=== THE DATA ===

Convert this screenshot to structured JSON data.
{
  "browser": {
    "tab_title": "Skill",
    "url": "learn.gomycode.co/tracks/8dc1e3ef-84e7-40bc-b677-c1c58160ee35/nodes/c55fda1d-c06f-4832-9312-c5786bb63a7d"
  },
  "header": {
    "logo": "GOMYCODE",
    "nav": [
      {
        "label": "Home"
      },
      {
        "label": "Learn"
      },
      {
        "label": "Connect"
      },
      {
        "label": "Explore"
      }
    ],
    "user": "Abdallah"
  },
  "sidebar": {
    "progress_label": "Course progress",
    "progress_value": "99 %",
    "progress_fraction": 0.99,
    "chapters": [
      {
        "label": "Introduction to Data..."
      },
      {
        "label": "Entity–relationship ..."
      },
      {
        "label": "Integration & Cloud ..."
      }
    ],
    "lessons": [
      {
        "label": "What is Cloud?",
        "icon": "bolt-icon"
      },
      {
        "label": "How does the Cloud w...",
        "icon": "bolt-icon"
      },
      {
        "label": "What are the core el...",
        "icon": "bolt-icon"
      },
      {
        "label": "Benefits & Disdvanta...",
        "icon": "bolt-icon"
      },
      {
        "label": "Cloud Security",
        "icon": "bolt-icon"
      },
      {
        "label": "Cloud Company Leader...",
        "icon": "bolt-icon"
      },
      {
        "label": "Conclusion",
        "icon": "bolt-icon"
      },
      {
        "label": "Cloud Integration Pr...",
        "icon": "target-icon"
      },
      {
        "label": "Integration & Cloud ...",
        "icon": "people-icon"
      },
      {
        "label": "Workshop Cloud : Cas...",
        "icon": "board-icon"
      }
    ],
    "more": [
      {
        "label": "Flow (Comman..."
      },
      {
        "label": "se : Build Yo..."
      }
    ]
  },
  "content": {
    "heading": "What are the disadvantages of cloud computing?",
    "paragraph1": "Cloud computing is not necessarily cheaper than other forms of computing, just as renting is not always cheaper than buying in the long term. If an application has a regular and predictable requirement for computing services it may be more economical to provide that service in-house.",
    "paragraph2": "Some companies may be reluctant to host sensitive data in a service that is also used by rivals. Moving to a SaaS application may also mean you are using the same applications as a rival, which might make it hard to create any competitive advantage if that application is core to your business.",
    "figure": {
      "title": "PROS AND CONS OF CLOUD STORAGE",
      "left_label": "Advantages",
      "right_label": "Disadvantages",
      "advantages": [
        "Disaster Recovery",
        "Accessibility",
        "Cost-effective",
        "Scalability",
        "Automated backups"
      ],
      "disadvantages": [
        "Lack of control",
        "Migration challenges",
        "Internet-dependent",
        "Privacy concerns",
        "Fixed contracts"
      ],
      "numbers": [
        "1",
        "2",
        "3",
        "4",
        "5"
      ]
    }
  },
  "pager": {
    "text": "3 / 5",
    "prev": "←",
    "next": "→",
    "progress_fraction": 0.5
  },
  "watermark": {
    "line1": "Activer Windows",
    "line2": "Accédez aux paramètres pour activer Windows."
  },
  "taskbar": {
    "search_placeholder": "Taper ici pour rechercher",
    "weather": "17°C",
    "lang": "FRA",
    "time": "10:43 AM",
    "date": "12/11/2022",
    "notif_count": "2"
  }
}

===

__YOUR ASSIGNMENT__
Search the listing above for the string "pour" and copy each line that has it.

__SOLUTION FOR THIS PROBLEM__
    "line2": "Accédez aux paramètres pour activer Windows."
    "search_placeholder": "Taper ici pour rechercher",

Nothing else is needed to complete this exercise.